In its first report of the year, the Humboldt County Civil Grand Jury took a look at the county’s low vaccination rates, noting we currently rank 54th out of the state’s 58 counties when it comes to kindergartners and seventh graders.
The grand jury hones in on transportation as a major barrier to getting the county’s little ones all their shots, and also urges the Humboldt County Office of Education to take on an oversight role for school’s reporting of vaccination rates, including the posting of those rates to a data website, www.shotsforschool.org. The grand jury report has been met with ridicule in some circles, as it seems to ignore the fact that there are lots and lots of people in Humboldt who just don’t believe in vaccinations, but the recommendations also seem to have some merit.
The inspiration for the report seems to have been a new law in California that will mandate that all children in K-12 schools (both public and private), licensed daycare facilities and preschools be up to date with the Centers for Disease Control’s recommended schedule for 10 vaccinations, including measles, mumps, pertussis, rubella, tetanus, diphtheria and hepatitis B. The law does carve out some exceptions for medical reasons, but does away with the personal belief exemption that is very popular in Humboldt County. (The law does allow students with exemption letters on file at their school prior to the start of this year to continue enrollment until they enter the next grade span, ie. Preschool, K-6 and 7-12.)

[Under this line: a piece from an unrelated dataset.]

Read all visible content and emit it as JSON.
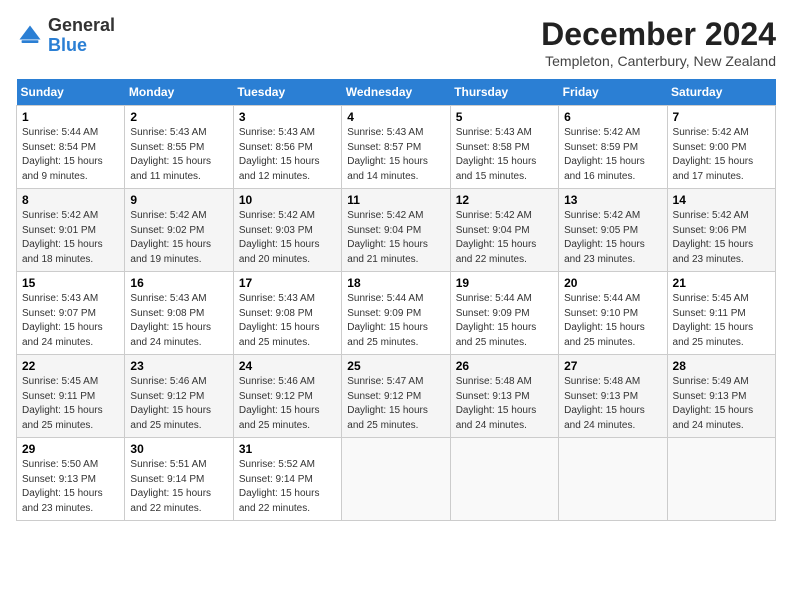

According to the California Department of Public Health, Humboldt County has the fifth-lowest vaccination rate for incoming kindergartners of the state’s 58 counties. Only 82 percent of Humboldt’s incoming kindergartners for the 2014-2015 school year had all their required immunizations. Statewide, the average was 93 percent.
The grand jury report — which is titled Be Wise, Immunize and begins by imploring you to imagine you’re the parent of a newborn who has contracted whooping cough — notes that the potential for disease outbreaks and epidemics increases as vaccination rates decline. Low vaccination rates put the most vulnerable in the greatest danger, the report notes, adding that babies who are too young to be immunized, people with weak immune systems, pregnant women and seniors are all at greatest risk. “The possibilities of disease outbreaks are very real,” the report states.

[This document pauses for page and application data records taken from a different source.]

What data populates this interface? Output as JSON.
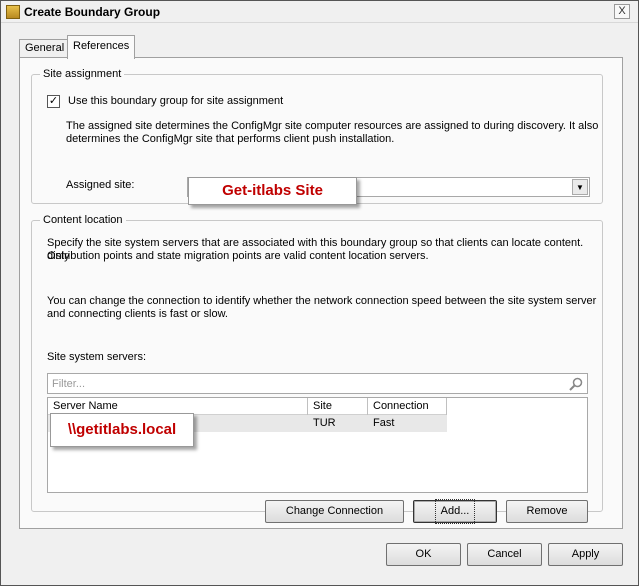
{
  "window": {
    "title": "Create Boundary Group",
    "close_glyph": "X"
  },
  "tabs": [
    {
      "label": "General",
      "active": false
    },
    {
      "label": "References",
      "active": true
    }
  ],
  "site_assignment": {
    "group_label": "Site assignment",
    "checkbox_label": "Use this boundary group for site assignment",
    "checkbox_checked": true,
    "checkbox_glyph": "✓",
    "description_line1": "The assigned site determines the ConfigMgr site computer resources are assigned to during discovery. It also",
    "description_line2": "determines the ConfigMgr site that performs client push installation.",
    "assigned_site_label": "Assigned site:",
    "assigned_site_value": "Get-itlabs Site",
    "dropdown_glyph": "▼"
  },
  "content_location": {
    "group_label": "Content location",
    "description1_line1": "Specify the site system servers that are associated with this boundary group so that clients can locate content. Only",
    "description1_line2": "distribution points and state migration points are valid content location servers.",
    "description2_line1": "You can change the connection to identify whether the network connection speed between the site system server",
    "description2_line2": "and connecting clients is fast or slow.",
    "servers_label": "Site system servers:",
    "filter_placeholder": "Filter...",
    "columns": [
      "Server Name",
      "Site",
      "Connection"
    ],
    "rows": [
      {
        "server": "\\\\getitlabs.local",
        "site": "TUR",
        "connection": "Fast"
      }
    ],
    "buttons": {
      "change_connection": "Change Connection",
      "add": "Add...",
      "remove": "Remove"
    }
  },
  "footer": {
    "ok": "OK",
    "cancel": "Cancel",
    "apply": "Apply"
  },
  "colors": {
    "callout_text": "#c00000",
    "dialog_bg": "#f0f0f0"
  },
  "icons": [
    "app-icon",
    "close-icon",
    "checkbox-check-icon",
    "dropdown-arrow-icon",
    "search-icon"
  ]
}
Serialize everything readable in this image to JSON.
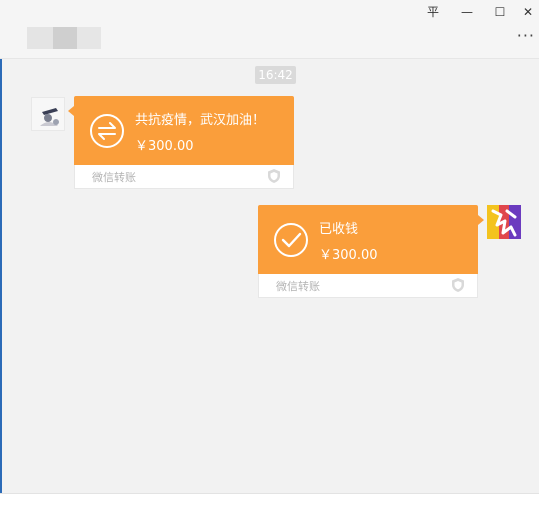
{
  "window": {
    "controls": {
      "pin": "平",
      "minimize": "—",
      "maximize": "☐",
      "close": "✕"
    },
    "more_label": "···"
  },
  "chat": {
    "timestamp": "16:42",
    "messages": [
      {
        "sender": "contact",
        "type": "transfer",
        "title": "共抗疫情，武汉加油！",
        "amount": "￥300.00",
        "footer": "微信转账",
        "icon": "transfer-arrows-icon",
        "bubble_color": "#fa9e3b"
      },
      {
        "sender": "self",
        "type": "transfer",
        "title": "已收钱",
        "amount": "￥300.00",
        "footer": "微信转账",
        "icon": "check-icon",
        "bubble_color": "#fa9e3b"
      }
    ]
  }
}
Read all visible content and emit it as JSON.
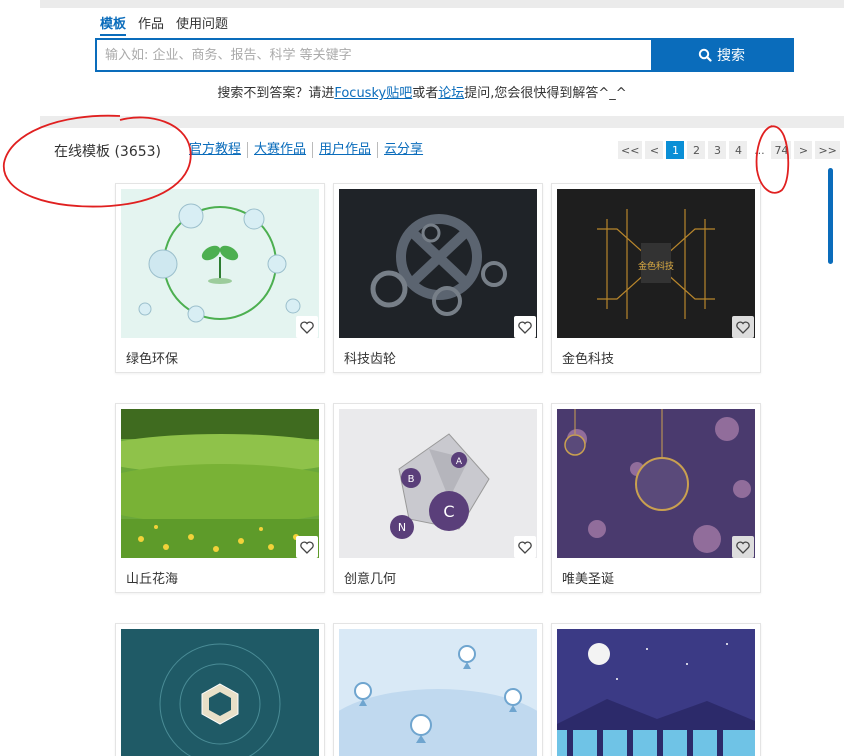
{
  "search": {
    "tabs": [
      "模板",
      "作品",
      "使用问题"
    ],
    "placeholder": "输入如: 企业、商务、报告、科学 等关键字",
    "button_label": "搜索"
  },
  "help": {
    "prefix": "搜索不到答案？请进",
    "link1": "Focusky贴吧",
    "middle": "或者",
    "link2": "论坛",
    "suffix": "提问,您会很快得到解答^_^"
  },
  "section": {
    "title": "在线模板 (3653)",
    "categories": [
      "官方教程",
      "大赛作品",
      "用户作品",
      "云分享"
    ]
  },
  "pager": {
    "first": "<<",
    "prev": "<",
    "pages": [
      "1",
      "2",
      "3",
      "4"
    ],
    "dots": "...",
    "last_page": "74",
    "next": ">",
    "end": ">>",
    "current": "1"
  },
  "templates": [
    {
      "title": "绿色环保",
      "icon": "leaf-bubbles"
    },
    {
      "title": "科技齿轮",
      "icon": "gears"
    },
    {
      "title": "金色科技",
      "icon": "golden-circuit",
      "thumb_text": "金色科技"
    },
    {
      "title": "山丘花海",
      "icon": "hill-flowers"
    },
    {
      "title": "创意几何",
      "icon": "geometry",
      "thumb_labels": [
        "A",
        "B",
        "C",
        "N"
      ]
    },
    {
      "title": "唯美圣诞",
      "icon": "christmas-ornaments"
    },
    {
      "title": "",
      "icon": "tech-hexagon"
    },
    {
      "title": "",
      "icon": "map-pins"
    },
    {
      "title": "",
      "icon": "night-bridge"
    }
  ],
  "colors": {
    "accent": "#0a6cbb",
    "pager_active": "#0a8fd6",
    "annotation": "#e02020"
  }
}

So what’s to be done? The grand jury recommends that the county start up a mobile vaccine van, believing that transportation is a major obstacle to parents vaccinating their children. Additionally, it recommends that the Humboldt County Office of Education take over managing vaccine data for the county’s 100 or so schools, uploading all results to the website www.shotsforschool.org.
Will this help? Probably not in some cases, like that of Arcata’s Coastal Grove Charter School, at which 68 percent of incoming kindergartners entered this school year with a personal belief exemption, or at Mattole Valley Charter, where 60 percent of kindergartners had the same exemptions. But it might help in some other cases, like that of Whitethorn Elementary. While only 50 percent of Whitethorn’s incoming kindergartners had all their vaccinations, only 14 percent held personal belief exemptions, leaving 36 percent who weren’t vaccinated for reasons unclear. Maybe transportation was a problem for those families? Similarly, Blue Lake Elementary saw only 63 percent of its kindergartners meet vaccination requirements, but only 6 percent had personal belief exemptions. That leaves 31 percent un-vaccinated for unknown reasons.

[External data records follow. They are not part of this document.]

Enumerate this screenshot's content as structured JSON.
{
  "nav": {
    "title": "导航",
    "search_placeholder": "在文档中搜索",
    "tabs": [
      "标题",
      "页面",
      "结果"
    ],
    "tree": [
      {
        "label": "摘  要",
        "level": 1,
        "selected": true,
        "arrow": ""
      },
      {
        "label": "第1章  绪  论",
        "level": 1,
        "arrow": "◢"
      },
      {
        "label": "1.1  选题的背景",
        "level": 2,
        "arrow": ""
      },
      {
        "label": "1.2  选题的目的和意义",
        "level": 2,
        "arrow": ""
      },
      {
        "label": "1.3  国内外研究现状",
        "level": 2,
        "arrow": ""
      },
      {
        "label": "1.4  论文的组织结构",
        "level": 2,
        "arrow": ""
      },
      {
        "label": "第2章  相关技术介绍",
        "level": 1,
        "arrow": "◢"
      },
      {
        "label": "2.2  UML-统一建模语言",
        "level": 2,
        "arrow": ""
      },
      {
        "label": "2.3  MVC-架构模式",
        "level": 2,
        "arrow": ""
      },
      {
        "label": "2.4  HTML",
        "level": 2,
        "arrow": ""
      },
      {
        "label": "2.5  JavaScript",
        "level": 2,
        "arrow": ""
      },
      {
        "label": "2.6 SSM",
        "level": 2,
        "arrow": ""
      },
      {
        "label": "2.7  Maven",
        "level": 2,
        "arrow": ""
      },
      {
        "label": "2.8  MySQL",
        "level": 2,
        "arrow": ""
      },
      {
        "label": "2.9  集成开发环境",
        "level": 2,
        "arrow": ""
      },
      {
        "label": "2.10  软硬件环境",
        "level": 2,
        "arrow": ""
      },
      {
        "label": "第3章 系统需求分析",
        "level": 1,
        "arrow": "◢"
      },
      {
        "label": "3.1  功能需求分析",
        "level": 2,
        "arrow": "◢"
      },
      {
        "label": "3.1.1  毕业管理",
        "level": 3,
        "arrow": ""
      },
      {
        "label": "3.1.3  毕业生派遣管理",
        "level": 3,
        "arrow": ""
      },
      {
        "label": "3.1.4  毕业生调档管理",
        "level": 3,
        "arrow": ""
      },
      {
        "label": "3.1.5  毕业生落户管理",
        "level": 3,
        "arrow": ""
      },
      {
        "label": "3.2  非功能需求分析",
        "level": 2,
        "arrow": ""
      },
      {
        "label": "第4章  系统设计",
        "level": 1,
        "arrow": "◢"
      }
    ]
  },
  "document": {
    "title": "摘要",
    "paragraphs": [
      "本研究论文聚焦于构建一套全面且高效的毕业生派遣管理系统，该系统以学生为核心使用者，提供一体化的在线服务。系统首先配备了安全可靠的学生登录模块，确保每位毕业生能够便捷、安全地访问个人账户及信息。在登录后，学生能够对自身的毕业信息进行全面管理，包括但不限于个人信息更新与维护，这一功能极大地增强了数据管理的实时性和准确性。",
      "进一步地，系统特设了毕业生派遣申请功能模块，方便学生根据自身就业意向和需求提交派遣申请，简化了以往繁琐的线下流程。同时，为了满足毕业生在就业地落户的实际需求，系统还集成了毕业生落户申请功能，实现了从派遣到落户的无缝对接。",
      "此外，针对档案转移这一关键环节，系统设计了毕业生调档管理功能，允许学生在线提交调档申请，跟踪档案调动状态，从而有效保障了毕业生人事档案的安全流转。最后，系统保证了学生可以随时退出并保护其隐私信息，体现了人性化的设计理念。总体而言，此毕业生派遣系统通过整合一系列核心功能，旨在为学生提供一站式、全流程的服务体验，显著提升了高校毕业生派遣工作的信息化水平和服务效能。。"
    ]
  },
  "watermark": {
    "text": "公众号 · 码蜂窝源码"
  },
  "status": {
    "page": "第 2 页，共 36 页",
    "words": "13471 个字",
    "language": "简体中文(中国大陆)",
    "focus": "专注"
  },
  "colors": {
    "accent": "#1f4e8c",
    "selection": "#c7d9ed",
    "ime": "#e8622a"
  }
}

One of the report’s findings is that parents have difficulty obtaining vaccination rates for local schools prior to enrolling their children. Uploading all local rates to the state database would allow parents to make informed choices about where to send their children to school, allowing them to avoid schools with astronomical rates of un-vaccinated kids.